I know that the cable broke.  Everyone has confirmed this – I have seen pictures of it (and am waiting to get them from Danny Leafblad of the KCSpace Pirates so I can put them on this blog).  I also know that the pulley that the cable was threaded through (the steel cable goes from the winch through the pulley and to the helicopter) broke.  I have seen pictures of this, too.

What appears to have happened (and remember, this is subject to update based on the after-mission analysis going on now) is that the pulley broke first.  It cause the cable to bend or catch on something.  This weakened the cable so that it broke.  No other links in the tether chain broke, and some were designed to break at forces well below the level necessary to break a ‘healthy’ cable.  Because these links did not break, I’m forced to conclude that when the pulley broke, it caused the cable to break.

Now, why did the pulley break?  Perhaps they know by now (and I certainly will update you when I do).  It’s inconceivable to me that both Ben Shelef (the organizer of these Games and the engineer who designed this system) and the NASA review team would have overlooked the issue of the pulley rating.  I’m guessing that somehow the cable was able to jump off of the pulley wheel and somehow lodge itself between the pulley wheel and its mounting bracket.  Either that or the pulley itself was defective.  Let me emphasize that this last paragraph is speculation on my part and when I know the answer, I’ll let you know.

I’ve also heard (second-hand) that there is no chance of the helicopter flying tomorrow because of some scheduling conflict, so further testing of this sort may need to be put off until just before the Games.  Again, I’m not sure, but will let you know.

On the bright side, overall the system seemed to perform very well; the helicopter and winch we’re able to work together to reel-out and reel-in the cable satisfactorily.  The winch operator, tether handler and helicopter personnel all were able to practice working together under real (not simulated) conditions.  The NASA TV team was able to get some practice in filming helicopter and winch activities and, if you tuned into their Ustream live broadcast, you were able to see it.  The target at the top of the tether functioned properly.  I am unaware at this time of any other significant problems that happened during the operation.

Also on the bright side, the TRUMPF people say that there laser is all set up and operating at full-capacity with no issues.  This means that both the Kansas City Space Pirates and LaserMotive should be able to laser-qualify their climbers (checking for reflections, etc.) tomorrow.
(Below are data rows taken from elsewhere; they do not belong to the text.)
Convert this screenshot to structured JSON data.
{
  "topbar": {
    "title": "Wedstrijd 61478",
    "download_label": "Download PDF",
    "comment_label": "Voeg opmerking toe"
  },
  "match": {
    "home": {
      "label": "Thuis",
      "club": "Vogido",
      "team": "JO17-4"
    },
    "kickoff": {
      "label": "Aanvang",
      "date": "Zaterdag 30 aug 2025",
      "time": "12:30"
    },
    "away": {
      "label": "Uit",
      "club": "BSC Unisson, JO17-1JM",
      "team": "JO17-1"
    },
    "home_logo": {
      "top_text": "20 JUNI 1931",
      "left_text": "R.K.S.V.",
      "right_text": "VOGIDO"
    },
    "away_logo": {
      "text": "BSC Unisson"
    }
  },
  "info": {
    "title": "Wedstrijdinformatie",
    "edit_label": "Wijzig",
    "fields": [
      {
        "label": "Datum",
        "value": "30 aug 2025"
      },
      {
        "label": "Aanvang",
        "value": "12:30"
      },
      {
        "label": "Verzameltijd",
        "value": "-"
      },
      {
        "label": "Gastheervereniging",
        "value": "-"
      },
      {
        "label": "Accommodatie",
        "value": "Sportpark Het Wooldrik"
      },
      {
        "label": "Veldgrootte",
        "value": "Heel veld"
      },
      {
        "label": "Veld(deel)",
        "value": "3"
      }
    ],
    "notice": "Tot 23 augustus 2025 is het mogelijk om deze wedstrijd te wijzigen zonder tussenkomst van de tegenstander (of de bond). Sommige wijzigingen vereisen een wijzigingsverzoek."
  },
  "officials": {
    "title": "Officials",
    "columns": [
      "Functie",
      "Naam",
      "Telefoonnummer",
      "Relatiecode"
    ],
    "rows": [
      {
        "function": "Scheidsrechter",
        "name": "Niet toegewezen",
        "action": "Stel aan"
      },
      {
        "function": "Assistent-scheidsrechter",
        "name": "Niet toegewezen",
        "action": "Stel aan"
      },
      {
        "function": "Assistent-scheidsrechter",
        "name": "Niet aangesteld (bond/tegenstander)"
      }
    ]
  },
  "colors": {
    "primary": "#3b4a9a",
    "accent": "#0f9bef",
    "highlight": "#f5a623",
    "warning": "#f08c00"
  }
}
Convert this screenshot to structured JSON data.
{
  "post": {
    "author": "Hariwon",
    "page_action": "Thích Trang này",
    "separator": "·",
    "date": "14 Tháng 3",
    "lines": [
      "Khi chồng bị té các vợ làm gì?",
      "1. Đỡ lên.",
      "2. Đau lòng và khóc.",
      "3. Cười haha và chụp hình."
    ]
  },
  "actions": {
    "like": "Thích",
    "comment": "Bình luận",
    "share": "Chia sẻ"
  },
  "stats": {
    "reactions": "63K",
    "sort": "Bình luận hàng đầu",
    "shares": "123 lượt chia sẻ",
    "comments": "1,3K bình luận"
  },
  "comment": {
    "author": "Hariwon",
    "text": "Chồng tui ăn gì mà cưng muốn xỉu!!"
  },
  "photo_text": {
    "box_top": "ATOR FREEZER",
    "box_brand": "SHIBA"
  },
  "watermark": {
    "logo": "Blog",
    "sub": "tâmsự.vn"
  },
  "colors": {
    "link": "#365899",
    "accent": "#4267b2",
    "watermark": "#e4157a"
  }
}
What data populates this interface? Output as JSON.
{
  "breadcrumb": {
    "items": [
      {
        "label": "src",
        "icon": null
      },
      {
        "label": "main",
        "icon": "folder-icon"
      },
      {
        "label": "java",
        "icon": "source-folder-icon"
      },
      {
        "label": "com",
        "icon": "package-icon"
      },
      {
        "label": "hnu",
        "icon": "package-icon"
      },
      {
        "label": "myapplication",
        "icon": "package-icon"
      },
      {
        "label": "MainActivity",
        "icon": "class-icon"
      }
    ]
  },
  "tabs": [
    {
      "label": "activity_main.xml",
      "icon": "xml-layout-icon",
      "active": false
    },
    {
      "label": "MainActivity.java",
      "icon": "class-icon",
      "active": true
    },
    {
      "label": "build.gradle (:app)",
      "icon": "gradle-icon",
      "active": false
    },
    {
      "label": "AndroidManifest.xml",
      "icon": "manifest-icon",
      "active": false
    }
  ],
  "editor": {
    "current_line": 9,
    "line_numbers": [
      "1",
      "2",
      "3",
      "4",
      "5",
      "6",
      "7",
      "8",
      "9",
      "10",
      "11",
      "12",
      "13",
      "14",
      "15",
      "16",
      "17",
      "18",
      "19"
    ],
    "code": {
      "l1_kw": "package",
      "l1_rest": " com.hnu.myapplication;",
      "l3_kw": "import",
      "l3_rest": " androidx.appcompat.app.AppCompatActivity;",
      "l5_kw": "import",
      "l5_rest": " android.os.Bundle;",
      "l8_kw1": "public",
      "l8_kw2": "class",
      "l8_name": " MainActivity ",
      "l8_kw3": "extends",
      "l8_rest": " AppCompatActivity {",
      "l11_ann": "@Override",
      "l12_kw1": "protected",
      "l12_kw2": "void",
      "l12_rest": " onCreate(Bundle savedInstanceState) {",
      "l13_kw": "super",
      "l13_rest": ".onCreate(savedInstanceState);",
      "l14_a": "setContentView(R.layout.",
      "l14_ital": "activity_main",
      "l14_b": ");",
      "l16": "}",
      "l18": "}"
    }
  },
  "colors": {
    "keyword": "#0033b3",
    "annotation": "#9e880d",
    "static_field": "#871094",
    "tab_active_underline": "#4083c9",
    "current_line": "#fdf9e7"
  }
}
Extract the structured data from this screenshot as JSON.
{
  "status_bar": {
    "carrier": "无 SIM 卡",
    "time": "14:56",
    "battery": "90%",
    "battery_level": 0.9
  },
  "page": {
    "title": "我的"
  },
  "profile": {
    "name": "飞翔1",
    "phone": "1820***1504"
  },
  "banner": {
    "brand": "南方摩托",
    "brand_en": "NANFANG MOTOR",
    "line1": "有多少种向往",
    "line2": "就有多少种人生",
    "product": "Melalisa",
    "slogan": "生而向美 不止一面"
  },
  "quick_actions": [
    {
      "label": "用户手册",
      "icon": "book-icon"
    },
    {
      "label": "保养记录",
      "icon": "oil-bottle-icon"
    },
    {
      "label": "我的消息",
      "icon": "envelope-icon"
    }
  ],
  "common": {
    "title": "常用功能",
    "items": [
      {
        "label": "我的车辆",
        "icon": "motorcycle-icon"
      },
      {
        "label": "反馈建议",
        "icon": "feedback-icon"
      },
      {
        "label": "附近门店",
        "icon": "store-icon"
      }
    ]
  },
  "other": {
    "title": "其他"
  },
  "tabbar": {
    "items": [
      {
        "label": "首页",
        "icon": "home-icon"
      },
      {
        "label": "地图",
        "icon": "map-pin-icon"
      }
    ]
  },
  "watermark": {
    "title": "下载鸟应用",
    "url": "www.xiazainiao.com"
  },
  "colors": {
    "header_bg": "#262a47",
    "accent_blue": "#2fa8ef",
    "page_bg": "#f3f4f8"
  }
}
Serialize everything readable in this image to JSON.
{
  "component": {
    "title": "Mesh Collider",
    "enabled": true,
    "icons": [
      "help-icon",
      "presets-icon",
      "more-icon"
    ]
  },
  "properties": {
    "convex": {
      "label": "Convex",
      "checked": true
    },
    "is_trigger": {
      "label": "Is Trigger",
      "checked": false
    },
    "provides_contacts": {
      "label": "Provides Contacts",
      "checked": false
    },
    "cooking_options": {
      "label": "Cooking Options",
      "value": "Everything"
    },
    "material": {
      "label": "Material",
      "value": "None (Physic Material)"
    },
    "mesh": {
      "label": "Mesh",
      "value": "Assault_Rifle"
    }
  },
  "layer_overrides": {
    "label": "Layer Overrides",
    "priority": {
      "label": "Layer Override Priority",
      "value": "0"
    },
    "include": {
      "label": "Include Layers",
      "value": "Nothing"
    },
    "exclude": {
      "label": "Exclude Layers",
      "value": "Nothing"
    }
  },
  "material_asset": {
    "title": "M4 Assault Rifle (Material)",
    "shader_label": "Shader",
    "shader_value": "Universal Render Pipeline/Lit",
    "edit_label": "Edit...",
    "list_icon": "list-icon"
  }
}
So, that’s the status.  I’ll update you as soon as I have more/better information.